From “Some Remarks on the Nature of Contrast” in Lantana Lane by Eleanor Dark:
“And how it grows! Nature — so neat and ingenious at devising forms, patterns and routines — seems here to have become bored with one of her creations; to have informed it with life, and then left it to its own devices. The result — as one might expect — is frightful.
“Other plants and weeds, endowed with a master plan providing that the growth of one part shall contribute, in conjunction with that of others, to a final harmony of shape and function, understand exactly what is expected of them, and address themselves without pause or hesitation to the achievement of their task. But a glance is enough to betray the sad fact that one stem of the lantana knows not what the others are doing; each sprouts upwards, downward or sideways at will, guided only by an eager, blundering vitality, a fervent, planless exuberance, a kind of anarchic zeal….
“Does this shrub… consist of a great many stems and no branches, or a great many branches and no stem? A stem — so we understand — is the ascending axis of a plant in contradistinction to its descending axis, or root; and a branch — if we have been properly informed — is that part which grows out of the stem. This definition may enable us to identify those stems which, having emerged from the earth directly above their descending axis, steadily and without further ado concentrate upon the business of ascent, putting forth boughs and branches as they go; but it is no help at all with lantana….
“For although lantana certainly ascends (and to prodigious heights), it can hardly be said to grow upwards. It achieves, rather, what we might at first be tempted to describe as an act of levitation….
“One’s sensations, while crawling into the lantana’s nether layers must markedly resemble those of a psychiatrist groping his way into the twilight of the unconscious, Great Heavens, what a mess!”

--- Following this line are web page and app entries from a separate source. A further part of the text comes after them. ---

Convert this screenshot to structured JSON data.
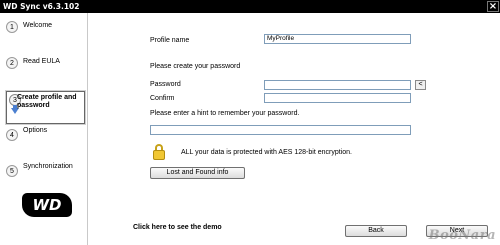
{
  "window": {
    "title": "WD Sync v6.3.102",
    "close_glyph": "×"
  },
  "steps": [
    {
      "num": "1",
      "label": "Welcome"
    },
    {
      "num": "2",
      "label": "Read EULA"
    },
    {
      "num": "3",
      "label": "Create profile and password"
    },
    {
      "num": "4",
      "label": "Options"
    },
    {
      "num": "5",
      "label": "Synchronization"
    }
  ],
  "logo": {
    "text": "WD"
  },
  "form": {
    "profile_name_label": "Profile name",
    "profile_name_value": "MyProfile",
    "create_password_prompt": "Please create your password",
    "password_label": "Password",
    "password_value": "",
    "reveal_button_label": "<",
    "confirm_label": "Confirm",
    "confirm_value": "",
    "hint_prompt": "Please enter a hint to remember your password.",
    "hint_value": "",
    "encryption_note": "ALL your data is protected with AES 128-bit encryption.",
    "lost_found_label": "Lost and Found info"
  },
  "footer": {
    "demo_link": "Click here to see the demo",
    "back_label": "Back",
    "next_label": "Next"
  },
  "watermark": "BooNara"
}
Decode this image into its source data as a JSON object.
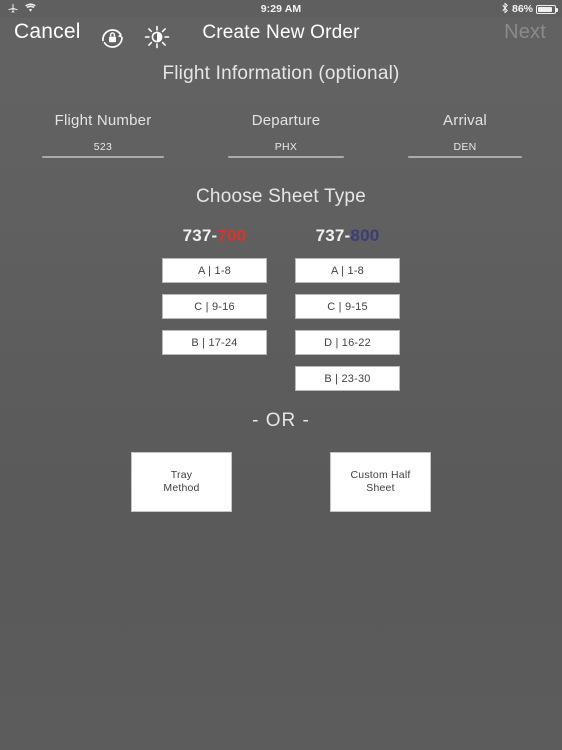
{
  "status_bar": {
    "airplane_icon": "airplane-icon",
    "wifi_icon": "wifi-icon",
    "time": "9:29 AM",
    "bluetooth_icon": "bluetooth-icon",
    "battery_percent": "86%",
    "battery_icon": "battery-icon"
  },
  "nav_bar": {
    "cancel_label": "Cancel",
    "rotation_lock_icon": "rotation-lock-icon",
    "brightness_icon": "brightness-icon",
    "title": "Create New Order",
    "next_label": "Next",
    "next_enabled": false
  },
  "flight_info": {
    "section_title": "Flight Information (optional)",
    "fields": [
      {
        "label": "Flight Number",
        "value": "523"
      },
      {
        "label": "Departure",
        "value": "PHX"
      },
      {
        "label": "Arrival",
        "value": "DEN"
      }
    ]
  },
  "sheet_type": {
    "section_title": "Choose Sheet Type",
    "columns": [
      {
        "model_prefix": "737-",
        "model_suffix": "700",
        "accent_color": "#e23127",
        "buttons": [
          {
            "label": "A | 1-8"
          },
          {
            "label": "C | 9-16"
          },
          {
            "label": "B | 17-24"
          }
        ]
      },
      {
        "model_prefix": "737-",
        "model_suffix": "800",
        "accent_color": "#3c3c78",
        "buttons": [
          {
            "label": "A | 1-8"
          },
          {
            "label": "C | 9-15"
          },
          {
            "label": "D | 16-22"
          },
          {
            "label": "B | 23-30"
          }
        ]
      }
    ]
  },
  "alternate": {
    "or_label": "- OR -",
    "tray_method_label": "Tray\nMethod",
    "custom_half_sheet_label": "Custom Half\nSheet"
  }
}
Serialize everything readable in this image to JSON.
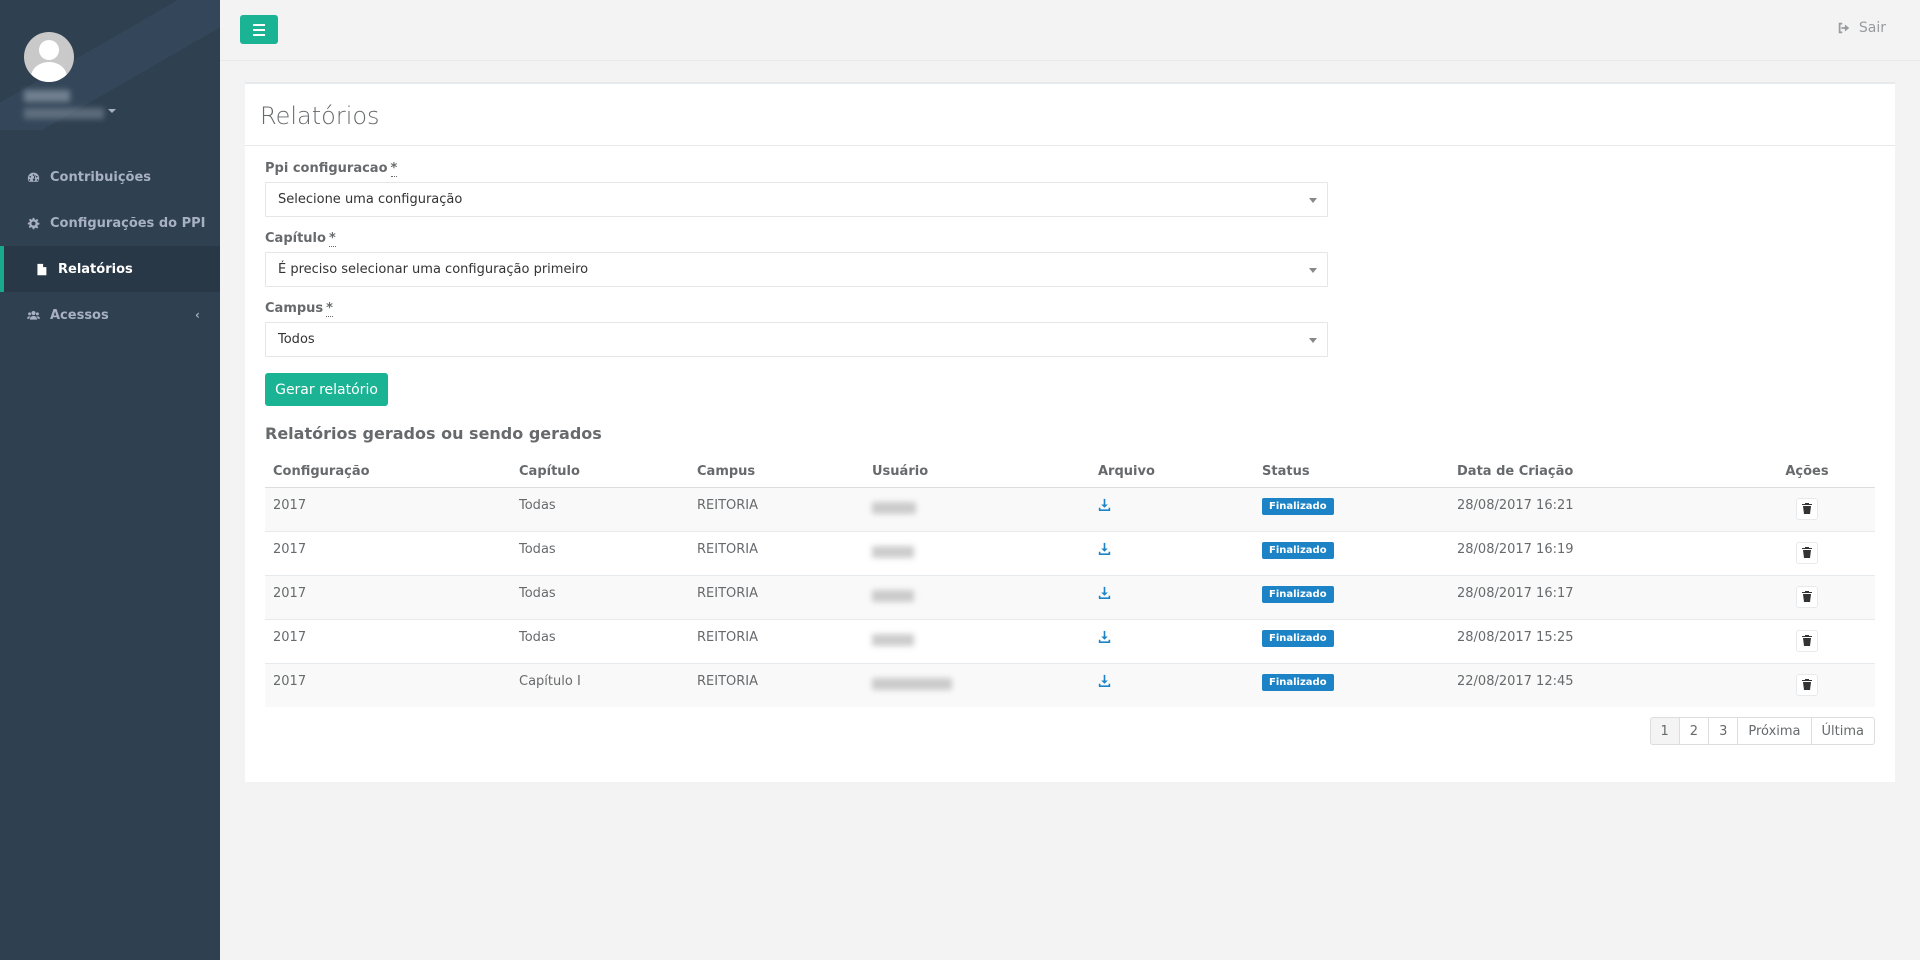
{
  "sidebar": {
    "items": [
      {
        "label": "Contribuições",
        "icon": "dashboard-icon"
      },
      {
        "label": "Configurações do PPI",
        "icon": "gear-icon"
      },
      {
        "label": "Relatórios",
        "icon": "file-icon",
        "active": true
      },
      {
        "label": "Acessos",
        "icon": "users-icon"
      }
    ]
  },
  "topbar": {
    "logout_label": "Sair"
  },
  "page": {
    "title": "Relatórios"
  },
  "form": {
    "config_label": "Ppi configuracao",
    "config_value": "Selecione uma configuração",
    "chapter_label": "Capítulo",
    "chapter_value": "É preciso selecionar uma configuração primeiro",
    "campus_label": "Campus",
    "campus_value": "Todos",
    "required_marker": "*",
    "submit_label": "Gerar relatório"
  },
  "reports": {
    "heading": "Relatórios gerados ou sendo gerados",
    "columns": [
      "Configuração",
      "Capítulo",
      "Campus",
      "Usuário",
      "Arquivo",
      "Status",
      "Data de Criação",
      "Ações"
    ],
    "rows": [
      {
        "config": "2017",
        "chapter": "Todas",
        "campus": "REITORIA",
        "status": "Finalizado",
        "date": "28/08/2017 16:21"
      },
      {
        "config": "2017",
        "chapter": "Todas",
        "campus": "REITORIA",
        "status": "Finalizado",
        "date": "28/08/2017 16:19"
      },
      {
        "config": "2017",
        "chapter": "Todas",
        "campus": "REITORIA",
        "status": "Finalizado",
        "date": "28/08/2017 16:17"
      },
      {
        "config": "2017",
        "chapter": "Todas",
        "campus": "REITORIA",
        "status": "Finalizado",
        "date": "28/08/2017 15:25"
      },
      {
        "config": "2017",
        "chapter": "Capítulo I",
        "campus": "REITORIA",
        "status": "Finalizado",
        "date": "22/08/2017 12:45"
      }
    ]
  },
  "pagination": {
    "pages": [
      "1",
      "2",
      "3"
    ],
    "next_label": "Próxima",
    "last_label": "Última",
    "current": "1"
  },
  "colors": {
    "sidebar_bg": "#2f4050",
    "accent": "#1ab394",
    "badge": "#1c84c6"
  }
}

For this post, I took a few of the lantana flowers from the previous post (see Lantana, Wild and Tame), shot them into space with my Garden Rocket, then took their pictures once they reached a black hole.

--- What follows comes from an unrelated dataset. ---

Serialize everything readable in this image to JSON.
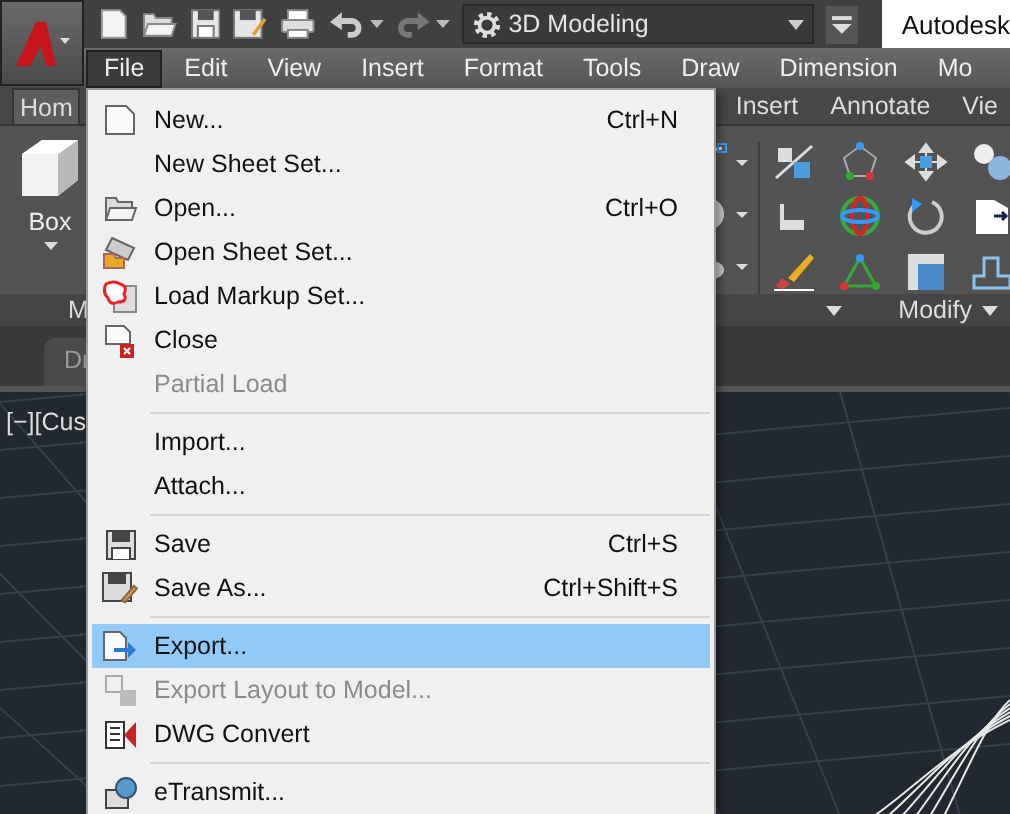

This may or may not be true. But they do look like they’re floating somewhere out in the universe, don’t they?
Thanks for looking!
That Eleanor Dark is pretty exuberant herself in her writing, looks like an interesting book, and these flowers-in-space look great!

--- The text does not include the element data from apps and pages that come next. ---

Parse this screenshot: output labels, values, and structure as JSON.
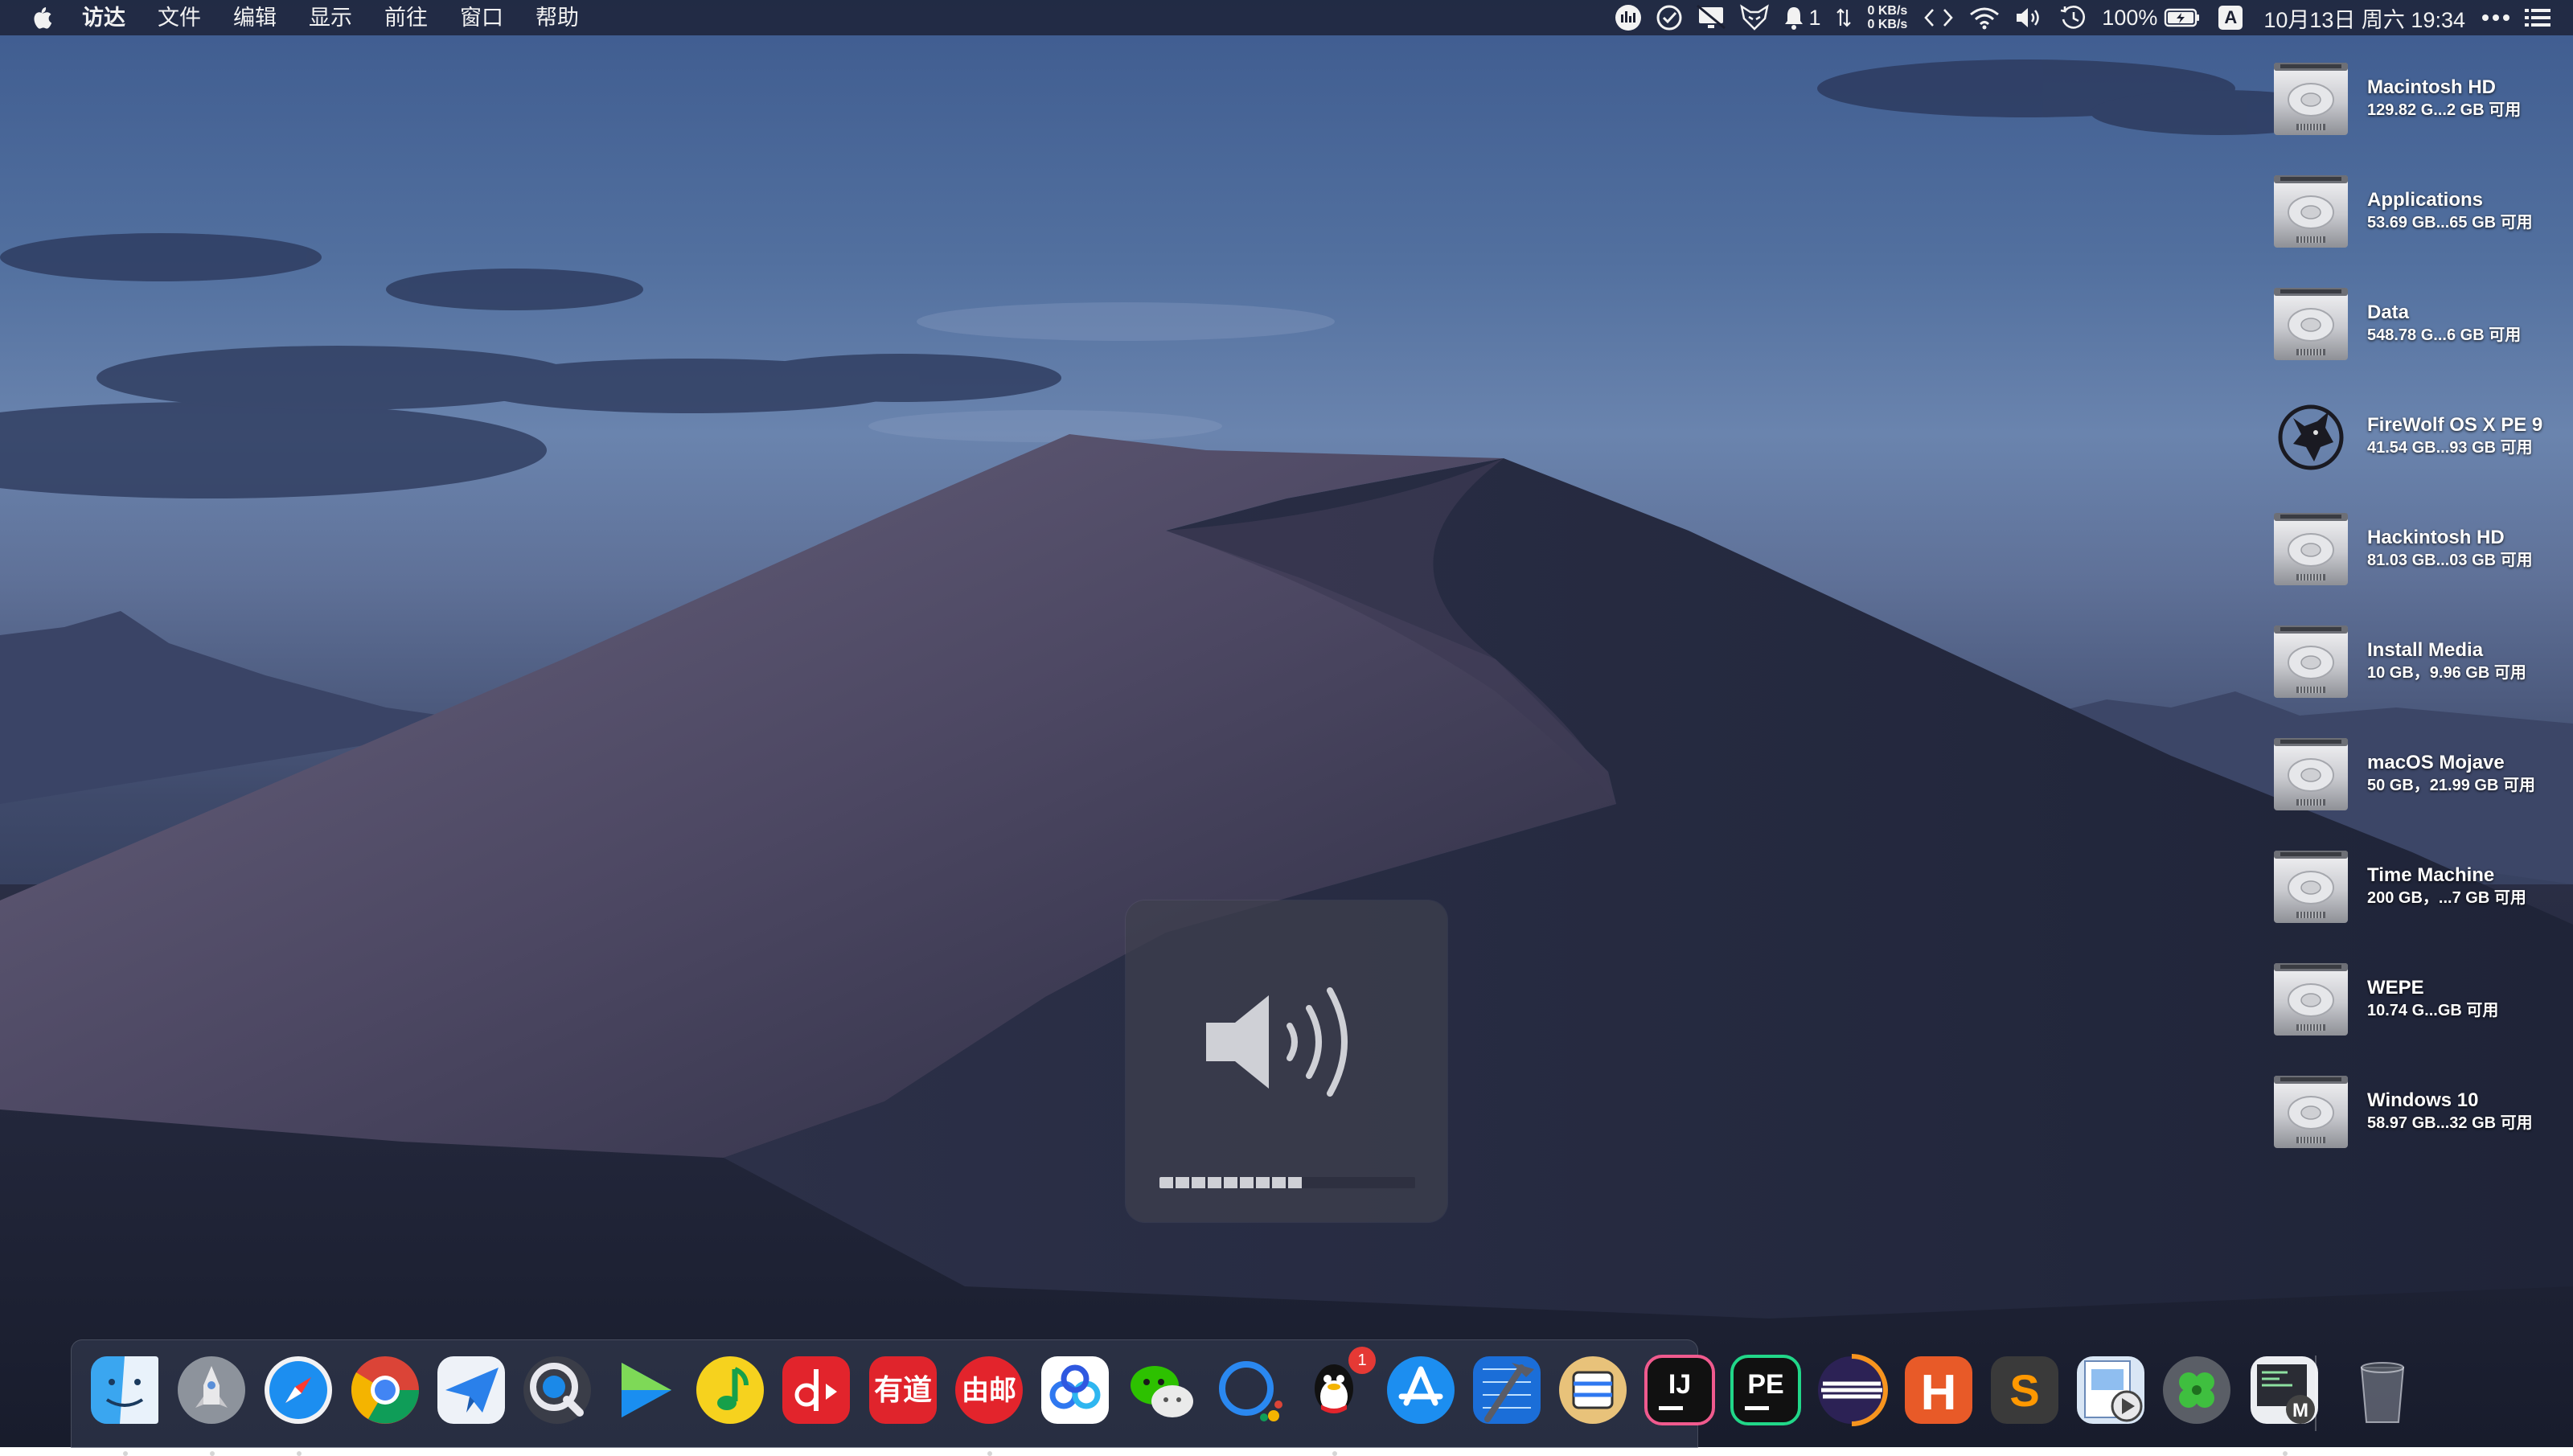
{
  "menubar": {
    "app_name": "访达",
    "items": [
      "文件",
      "编辑",
      "显示",
      "前往",
      "窗口",
      "帮助"
    ],
    "status": {
      "notification_count": "1",
      "net_up": "0 KB/s",
      "net_down": "0 KB/s",
      "battery": "100%",
      "input_method": "A",
      "clock": "10月13日 周六 19:34"
    },
    "icons": [
      "apple-icon",
      "istat-icon",
      "check-circle-icon",
      "display-icon",
      "fox-icon",
      "bell-icon",
      "arrows-icon",
      "code-brackets-icon",
      "wifi-icon",
      "volume-icon",
      "time-machine-icon",
      "battery-icon",
      "more-icon",
      "list-icon"
    ]
  },
  "drives": [
    {
      "name": "Macintosh HD",
      "info": "129.82 G...2 GB 可用",
      "icon": "hard-drive-icon"
    },
    {
      "name": "Applications",
      "info": "53.69 GB...65 GB 可用",
      "icon": "hard-drive-icon"
    },
    {
      "name": "Data",
      "info": "548.78 G...6 GB 可用",
      "icon": "hard-drive-icon"
    },
    {
      "name": "FireWolf OS X PE 9",
      "info": "41.54 GB...93 GB 可用",
      "icon": "wolf-icon"
    },
    {
      "name": "Hackintosh HD",
      "info": "81.03 GB...03 GB 可用",
      "icon": "hard-drive-icon"
    },
    {
      "name": "Install Media",
      "info": "10 GB，9.96 GB 可用",
      "icon": "hard-drive-icon"
    },
    {
      "name": "macOS Mojave",
      "info": "50 GB，21.99 GB 可用",
      "icon": "hard-drive-icon"
    },
    {
      "name": "Time Machine",
      "info": "200 GB，...7 GB 可用",
      "icon": "hard-drive-icon"
    },
    {
      "name": "WEPE",
      "info": "10.74 G...GB 可用",
      "icon": "hard-drive-icon"
    },
    {
      "name": "Windows 10",
      "info": "58.97 GB...32 GB 可用",
      "icon": "hard-drive-icon"
    }
  ],
  "volume_hud": {
    "level_segments": 9,
    "total_segments": 16,
    "level_fraction": 0.53
  },
  "dock": {
    "apps": [
      {
        "name": "finder",
        "running": true
      },
      {
        "name": "launchpad",
        "running": true
      },
      {
        "name": "safari",
        "running": true
      },
      {
        "name": "chrome",
        "running": false
      },
      {
        "name": "airmail",
        "running": false
      },
      {
        "name": "quicktime",
        "running": false
      },
      {
        "name": "infuse",
        "running": false
      },
      {
        "name": "qq-music",
        "running": false
      },
      {
        "name": "netease-music",
        "running": false
      },
      {
        "name": "youdao",
        "running": false,
        "label": "有道"
      },
      {
        "name": "netease-mail",
        "running": true,
        "label": "由邮"
      },
      {
        "name": "baidu-netdisk",
        "running": false
      },
      {
        "name": "wechat",
        "running": false
      },
      {
        "name": "dingtalk",
        "running": false
      },
      {
        "name": "qq",
        "running": true,
        "badge": "1"
      },
      {
        "name": "app-store",
        "running": false
      },
      {
        "name": "xcode",
        "running": false
      },
      {
        "name": "sequel-pro",
        "running": false
      },
      {
        "name": "intellij-idea",
        "running": false,
        "label": "IJ"
      },
      {
        "name": "pycharm",
        "running": false,
        "label": "PE"
      },
      {
        "name": "eclipse",
        "running": false
      },
      {
        "name": "hbuilder",
        "running": false,
        "label": "H"
      },
      {
        "name": "sublime-text",
        "running": false,
        "label": "S"
      },
      {
        "name": "preview",
        "running": false
      },
      {
        "name": "clover",
        "running": false
      },
      {
        "name": "macdown",
        "running": true,
        "label": "M"
      },
      {
        "name": "trash",
        "running": false
      }
    ]
  }
}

Dark’s writing style really is something — “exuberant” is the right word. To think I had never heard of her until a few days ago when I was scrabbling around the web looking for something to post about lantana. And she wrote a whole book about it!
She reminds me of Shirley Jackson a little, with two or three extra cranks of intensity. The Kindle book is on sale right now for $3.99 if you’re interested; it was ten bucks a couple of days ago.
Thanks for the comment!
Beautiful !! I love lantanas but I have never seen one with these colors.
Thank you! The colors of this variety are pretty neat; and as the flower ages, more and more pink (or magenta) accompanies the yellow and white. So it almost looks like two different plants — but it isn’t!
I love the smell of the leafs.
It’s very unusual… at first I thought it was weird but then got used to it, and now I like it!